[Opening DATA LISTING section]

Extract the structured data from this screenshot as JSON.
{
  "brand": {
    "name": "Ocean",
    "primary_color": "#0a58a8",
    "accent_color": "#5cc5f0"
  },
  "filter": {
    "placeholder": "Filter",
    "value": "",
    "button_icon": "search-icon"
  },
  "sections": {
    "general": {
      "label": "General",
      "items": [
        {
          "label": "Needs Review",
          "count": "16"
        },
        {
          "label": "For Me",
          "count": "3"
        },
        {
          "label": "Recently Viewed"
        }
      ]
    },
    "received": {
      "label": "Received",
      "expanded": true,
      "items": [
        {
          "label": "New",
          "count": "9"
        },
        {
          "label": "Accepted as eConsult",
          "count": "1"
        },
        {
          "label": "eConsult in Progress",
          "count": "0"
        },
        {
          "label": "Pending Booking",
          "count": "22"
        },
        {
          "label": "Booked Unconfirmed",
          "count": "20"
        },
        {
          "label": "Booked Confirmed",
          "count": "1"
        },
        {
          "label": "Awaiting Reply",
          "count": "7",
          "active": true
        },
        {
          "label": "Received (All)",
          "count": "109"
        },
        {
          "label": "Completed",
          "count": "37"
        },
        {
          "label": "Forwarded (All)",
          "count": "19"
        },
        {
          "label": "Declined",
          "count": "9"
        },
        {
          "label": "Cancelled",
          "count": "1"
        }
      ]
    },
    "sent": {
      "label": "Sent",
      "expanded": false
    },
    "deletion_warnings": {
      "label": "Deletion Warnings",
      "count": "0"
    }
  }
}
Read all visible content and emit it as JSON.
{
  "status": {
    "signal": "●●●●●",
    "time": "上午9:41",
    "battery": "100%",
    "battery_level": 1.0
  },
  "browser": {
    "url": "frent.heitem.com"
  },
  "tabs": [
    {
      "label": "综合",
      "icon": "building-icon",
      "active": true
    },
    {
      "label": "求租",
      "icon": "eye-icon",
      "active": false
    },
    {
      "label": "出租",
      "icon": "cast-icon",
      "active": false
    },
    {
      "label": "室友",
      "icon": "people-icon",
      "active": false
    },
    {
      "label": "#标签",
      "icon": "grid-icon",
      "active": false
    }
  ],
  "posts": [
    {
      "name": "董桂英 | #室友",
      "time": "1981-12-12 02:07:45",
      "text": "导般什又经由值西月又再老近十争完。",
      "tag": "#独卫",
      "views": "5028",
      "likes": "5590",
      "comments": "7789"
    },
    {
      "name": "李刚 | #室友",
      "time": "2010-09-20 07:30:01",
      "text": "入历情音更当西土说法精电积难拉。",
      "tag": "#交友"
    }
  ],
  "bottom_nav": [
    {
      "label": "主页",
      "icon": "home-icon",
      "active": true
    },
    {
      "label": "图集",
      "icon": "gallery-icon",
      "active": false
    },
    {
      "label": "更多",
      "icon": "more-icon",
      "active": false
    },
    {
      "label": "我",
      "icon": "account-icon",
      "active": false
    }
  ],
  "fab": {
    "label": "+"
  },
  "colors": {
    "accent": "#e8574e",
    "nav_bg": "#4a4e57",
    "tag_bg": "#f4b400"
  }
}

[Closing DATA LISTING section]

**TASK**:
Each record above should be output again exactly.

**YOUR SOLUTION**:
Extract the structured data from this screenshot as JSON.
{
  "brand": {
    "name": "Ocean",
    "primary_color": "#0a58a8",
    "accent_color": "#5cc5f0"
  },
  "filter": {
    "placeholder": "Filter",
    "value": "",
    "button_icon": "search-icon"
  },
  "sections": {
    "general": {
      "label": "General",
      "items": [
        {
          "label": "Needs Review",
          "count": "16"
        },
        {
          "label": "For Me",
          "count": "3"
        },
        {
          "label": "Recently Viewed"
        }
      ]
    },
    "received": {
      "label": "Received",
      "expanded": true,
      "items": [
        {
          "label": "New",
          "count": "9"
        },
        {
          "label": "Accepted as eConsult",
          "count": "1"
        },
        {
          "label": "eConsult in Progress",
          "count": "0"
        },
        {
          "label": "Pending Booking",
          "count": "22"
        },
        {
          "label": "Booked Unconfirmed",
          "count": "20"
        },
        {
          "label": "Booked Confirmed",
          "count": "1"
        },
        {
          "label": "Awaiting Reply",
          "count": "7",
          "active": true
        },
        {
          "label": "Received (All)",
          "count": "109"
        },
        {
          "label": "Completed",
          "count": "37"
        },
        {
          "label": "Forwarded (All)",
          "count": "19"
        },
        {
          "label": "Declined",
          "count": "9"
        },
        {
          "label": "Cancelled",
          "count": "1"
        }
      ]
    },
    "sent": {
      "label": "Sent",
      "expanded": false
    },
    "deletion_warnings": {
      "label": "Deletion Warnings",
      "count": "0"
    }
  }
}
Read all visible content and emit it as JSON.
{
  "status": {
    "signal": "●●●●●",
    "time": "上午9:41",
    "battery": "100%",
    "battery_level": 1.0
  },
  "browser": {
    "url": "frent.heitem.com"
  },
  "tabs": [
    {
      "label": "综合",
      "icon": "building-icon",
      "active": true
    },
    {
      "label": "求租",
      "icon": "eye-icon",
      "active": false
    },
    {
      "label": "出租",
      "icon": "cast-icon",
      "active": false
    },
    {
      "label": "室友",
      "icon": "people-icon",
      "active": false
    },
    {
      "label": "#标签",
      "icon": "grid-icon",
      "active": false
    }
  ],
  "posts": [
    {
      "name": "董桂英 | #室友",
      "time": "1981-12-12 02:07:45",
      "text": "导般什又经由值西月又再老近十争完。",
      "tag": "#独卫",
      "views": "5028",
      "likes": "5590",
      "comments": "7789"
    },
    {
      "name": "李刚 | #室友",
      "time": "2010-09-20 07:30:01",
      "text": "入历情音更当西土说法精电积难拉。",
      "tag": "#交友"
    }
  ],
  "bottom_nav": [
    {
      "label": "主页",
      "icon": "home-icon",
      "active": true
    },
    {
      "label": "图集",
      "icon": "gallery-icon",
      "active": false
    },
    {
      "label": "更多",
      "icon": "more-icon",
      "active": false
    },
    {
      "label": "我",
      "icon": "account-icon",
      "active": false
    }
  ],
  "fab": {
    "label": "+"
  },
  "colors": {
    "accent": "#e8574e",
    "nav_bg": "#4a4e57",
    "tag_bg": "#f4b400"
  }
}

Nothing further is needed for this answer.